**TASK DESCRIPTION:** Exactly reproduce each line of the listing that follows.

**DATA UNDER STUDY:**
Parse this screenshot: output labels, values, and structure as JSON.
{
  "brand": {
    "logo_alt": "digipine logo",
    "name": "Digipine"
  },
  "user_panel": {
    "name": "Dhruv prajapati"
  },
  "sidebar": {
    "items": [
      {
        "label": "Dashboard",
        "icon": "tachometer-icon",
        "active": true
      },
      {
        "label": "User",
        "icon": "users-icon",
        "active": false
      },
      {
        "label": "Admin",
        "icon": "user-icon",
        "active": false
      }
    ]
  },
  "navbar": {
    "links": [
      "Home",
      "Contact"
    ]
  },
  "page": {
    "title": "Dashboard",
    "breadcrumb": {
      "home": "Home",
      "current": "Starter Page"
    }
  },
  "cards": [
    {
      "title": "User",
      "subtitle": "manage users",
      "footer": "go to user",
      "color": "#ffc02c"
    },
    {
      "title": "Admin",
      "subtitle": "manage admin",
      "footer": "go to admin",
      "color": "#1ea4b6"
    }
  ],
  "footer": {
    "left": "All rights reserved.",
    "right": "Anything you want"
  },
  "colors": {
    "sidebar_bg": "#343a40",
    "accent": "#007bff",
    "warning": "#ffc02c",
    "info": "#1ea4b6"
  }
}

**TASK RESPONSE:**
Parse this screenshot: output labels, values, and structure as JSON.
{
  "brand": {
    "logo_alt": "digipine logo",
    "name": "Digipine"
  },
  "user_panel": {
    "name": "Dhruv prajapati"
  },
  "sidebar": {
    "items": [
      {
        "label": "Dashboard",
        "icon": "tachometer-icon",
        "active": true
      },
      {
        "label": "User",
        "icon": "users-icon",
        "active": false
      },
      {
        "label": "Admin",
        "icon": "user-icon",
        "active": false
      }
    ]
  },
  "navbar": {
    "links": [
      "Home",
      "Contact"
    ]
  },
  "page": {
    "title": "Dashboard",
    "breadcrumb": {
      "home": "Home",
      "current": "Starter Page"
    }
  },
  "cards": [
    {
      "title": "User",
      "subtitle": "manage users",
      "footer": "go to user",
      "color": "#ffc02c"
    },
    {
      "title": "Admin",
      "subtitle": "manage admin",
      "footer": "go to admin",
      "color": "#1ea4b6"
    }
  ],
  "footer": {
    "left": "All rights reserved.",
    "right": "Anything you want"
  },
  "colors": {
    "sidebar_bg": "#343a40",
    "accent": "#007bff",
    "warning": "#ffc02c",
    "info": "#1ea4b6"
  }
}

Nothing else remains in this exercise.